With STDs such as trichomonas
or syphilis, the organism can be seen in a sample of discharge with a microscope.
HIV, hepatitis B, and certain other STDs require a blood test to make the diagnosis.
Pubic lice can be seen as tiny bugs in the pubic hair, usually with a microscope or magnifying glass.
The appearance of lesions on the skin is enough to make a diagnosis and begin treatment for genital herpes, human papilloma virus, and
Long Term Effects
What are the long-term effects of the disease?
Long-term effects vary depending on the type and severity of the sexually transmitted disease, as well as the effectiveness of the treatment.
and pubic lice have few or no long-term effects other than continued symptoms.
- Chlamydia infections and human papilloma virus infections increase a woman's risk of cervical dysplasia
and cervical cancer.
can result in AIDS and death.
can cause infertility in women.
- Hepatitis B
can cause permanent liver damage, liver cancer, and death.
can cause permanent brain and heart damage.
What are the risks to others?
All sexually transmitted diseases are contagious. Those who have an STD should not have sexual contact with another person until they receive treatment or until the infection has cleared. All STDs can be transmitted to babies while they are in the uterus or during delivery. Effects of STD infection on babies depend on the disease transmitted and effectiveness of treatment. Effects can include localized infections, congenital abnormalities, or even death.
What are the treatments for the disease?
Chlamydia, gonorrhea, trichomonas, pubic lice, and syphilis
can be cured with antibiotics. Genital herpes, hepatitis B, and HIV
cannot be cured, but they often can be treated with medications to lessen symptoms and damage to the body. Genital warts from human papilloma virus
can be removed, but the warts may come back. All sexual partners need to be informed, tested, and treated, if necessary.
What are the side effects of the treatments?
Antibiotics may cause allergic reactions, stomach upset, and rash. The methods used to destroy genital warts may irritate or damage nearby healthy skin.
What happens after treatment for the disease?
Many sexually transmitted diseases can be cured completely. It is important to notify and treat all sexual partners to prevent spreading of the STD. If a partner is not treated, the affected person may catch the STD again.
Some long-term effects of STDs, such as infertility from chlamydia or gonorrhea, may not be reversed by treatment. Other STDs, such as HIV or hepatitis B, may get worse over time with or without treatment.
How is the disease monitored?

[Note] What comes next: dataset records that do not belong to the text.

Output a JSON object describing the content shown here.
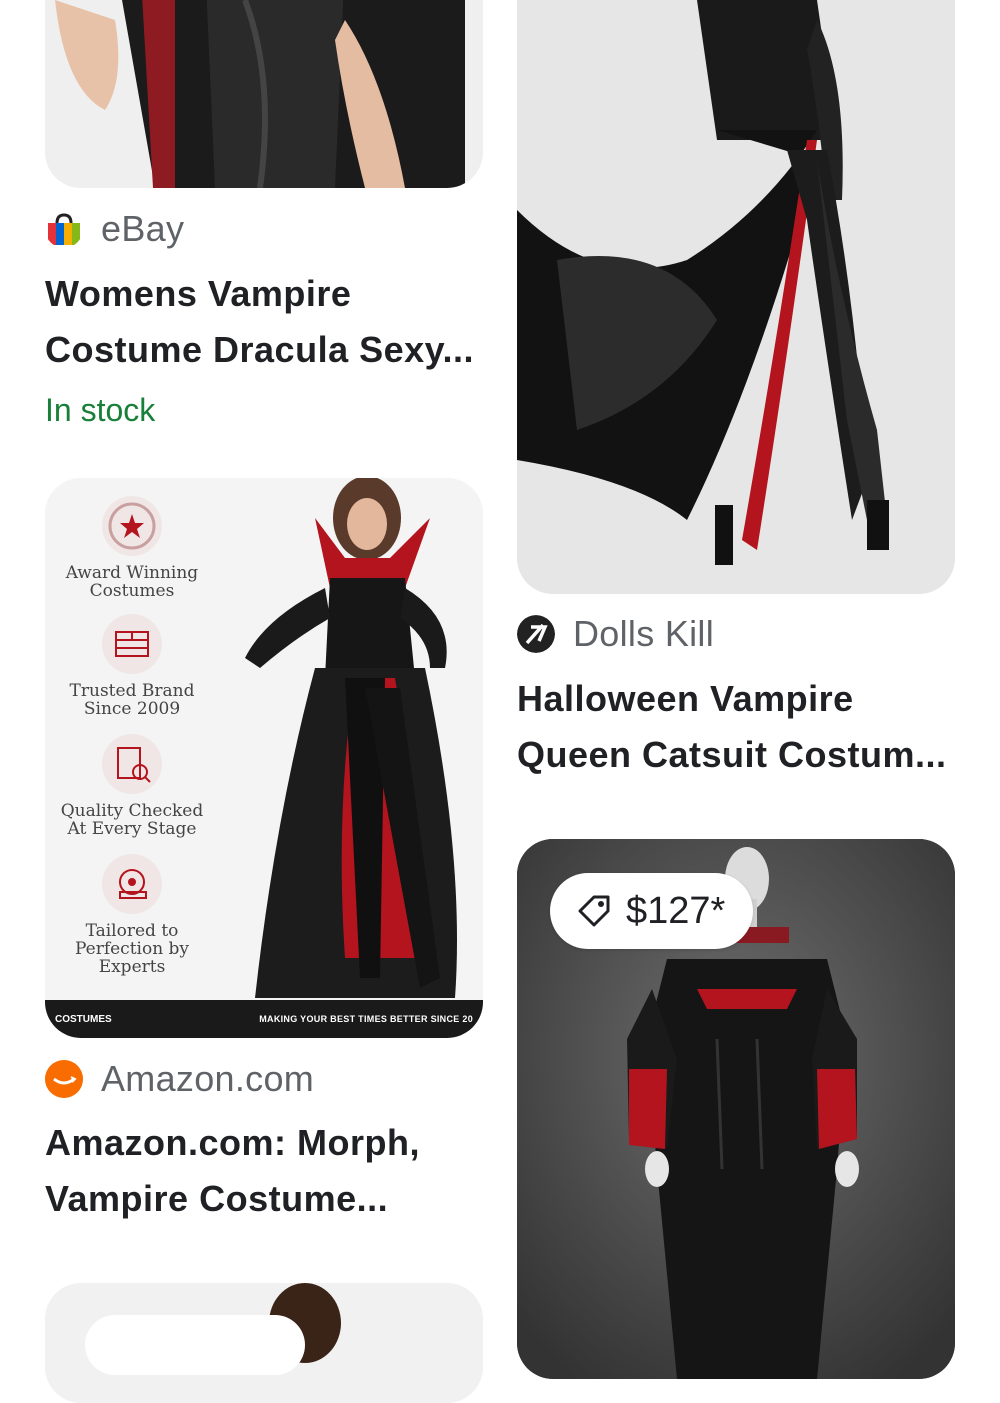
{
  "cards": [
    {
      "source": "eBay",
      "source_icon": "ebay-bag-icon",
      "title_lines": [
        "Womens Vampire",
        "Costume Dracula Sexy..."
      ],
      "stock": "In stock"
    },
    {
      "source": "Dolls Kill",
      "source_icon": "dolls-kill-logo-icon",
      "title_lines": [
        "Halloween Vampire",
        "Queen Catsuit Costum..."
      ]
    },
    {
      "source": "Amazon.com",
      "source_icon": "amazon-logo-icon",
      "title_lines": [
        "Amazon.com: Morph,",
        "Vampire Costume..."
      ],
      "image_features": [
        {
          "line1": "Award Winning",
          "line2": "Costumes"
        },
        {
          "line1": "Trusted Brand",
          "line2": "Since 2009"
        },
        {
          "line1": "Quality Checked",
          "line2": "At Every Stage"
        },
        {
          "line1": "Tailored to",
          "line2": "Perfection by",
          "line3": "Experts"
        }
      ],
      "image_banner": "MAKING YOUR BEST TIMES BETTER SINCE 20",
      "image_brand": "COSTUMES"
    },
    {
      "price": "$127*",
      "price_icon": "tag-icon"
    }
  ],
  "colors": {
    "stock_green": "#188038",
    "amazon_orange": "#ff9900",
    "costume_red": "#b3141e"
  }
}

Some STDs need no monitoring after treatment. Others, such as HIV and hepatitis B, need frequent blood tests to monitor the effects of the disease on the body. Any new or worsening symptoms should be reported to the healthcare professional.
Harrison's Principles of Internal Medicine, 1998, Fauci et al.